To avoid a shutdown, the initiative must be taken before midnight on December 3.

U.S. lawmakers have reached an agreement on temporary funding of federal institutions until February 18 to prevent the suspension of government work this weekend. This was announced on Thursday by the chairman of the House Appropriations Committee, Rosa DeLauro.

“An agreement has been reached on a resolution to continue funding,” DeLauro said in a statement.

According to her, the initiative will be submitted to the House of Representatives, although it is unclear how soon it will be submitted to the congressmen.

House Majority Leader Steny Hoyer said a debate and vote on the measure would take place on Thursday.
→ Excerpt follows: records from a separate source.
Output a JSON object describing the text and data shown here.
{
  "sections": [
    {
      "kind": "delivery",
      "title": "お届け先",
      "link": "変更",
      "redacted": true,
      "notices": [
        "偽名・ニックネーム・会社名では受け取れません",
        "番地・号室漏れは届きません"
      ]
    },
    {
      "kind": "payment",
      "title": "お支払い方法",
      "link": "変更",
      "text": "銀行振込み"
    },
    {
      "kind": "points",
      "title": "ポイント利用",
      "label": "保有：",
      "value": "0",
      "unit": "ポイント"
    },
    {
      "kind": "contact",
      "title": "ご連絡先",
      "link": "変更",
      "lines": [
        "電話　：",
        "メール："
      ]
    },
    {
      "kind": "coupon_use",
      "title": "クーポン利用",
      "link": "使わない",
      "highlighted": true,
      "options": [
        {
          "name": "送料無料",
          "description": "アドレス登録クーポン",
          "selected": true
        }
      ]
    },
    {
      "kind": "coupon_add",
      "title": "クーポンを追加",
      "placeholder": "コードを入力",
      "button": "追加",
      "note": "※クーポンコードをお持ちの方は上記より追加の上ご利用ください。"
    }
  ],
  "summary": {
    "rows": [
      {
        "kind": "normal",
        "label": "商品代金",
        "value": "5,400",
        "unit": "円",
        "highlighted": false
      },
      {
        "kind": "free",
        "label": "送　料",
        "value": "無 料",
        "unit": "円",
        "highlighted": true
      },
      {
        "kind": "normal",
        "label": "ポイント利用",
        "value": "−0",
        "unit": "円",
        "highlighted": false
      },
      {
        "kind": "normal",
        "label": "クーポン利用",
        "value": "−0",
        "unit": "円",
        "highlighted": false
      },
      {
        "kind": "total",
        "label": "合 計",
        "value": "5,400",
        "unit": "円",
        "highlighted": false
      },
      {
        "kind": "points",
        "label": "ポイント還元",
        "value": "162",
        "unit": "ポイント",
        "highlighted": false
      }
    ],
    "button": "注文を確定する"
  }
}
By midnight on Friday, Congress needs to pass a legislative measure that will provide funding to the federal government amid the ongoing COVID-19 pandemic, another surge in morbidity, and concerns about the emergence of a new strain of Omicron in the United States.

If the House of Representatives approves the new resolution, it will be submitted to the Senate for consideration, and then to President Joe Biden for signature.

However, a group of Conservative Republicans is threatening to postpone consideration of the proposal in the Senate because of Biden’s orders on mandatory vaccination against COVID-19. This increases the likelihood that the government will have to suspend work over the coming weekend while the Senate debates the issue of temporary funding.

However, the Republican leader in the Senate, Mitch McConnell, said on Thursday morning that Republicans would not block the bill on temporary government funding, adding that closing the government due to disagreement with the requirements of the White House on mandatory vaccination of COVID-19 does not make sense.

“We’re not going to shut down the government,” McConnell said in an interview with Fox News.

A government shutdown would be a political failure for both parties, but primarily for the Democrats, who have a slight advantage in both houses of Congress.

The Federal government is also nearing the $28.9 trillion borrowing ceiling, which the Treasury Department estimates could be reached as early as December 15. Failure to extend the status quo or raise the borrowing ceiling on time can cause a government default, which threatens economic disaster.

The fact that the temporary funding will continue until mid-February means that the Republicans won the negotiations between the legislators, which took place behind closed doors. Democrats insisted on taking the measure, which will last until the end of January, while Republicans demanded to extend the deadline for the end of temporary funding until February or March to keep spending at levels with the administration of the previous president, Republican Donald Trump.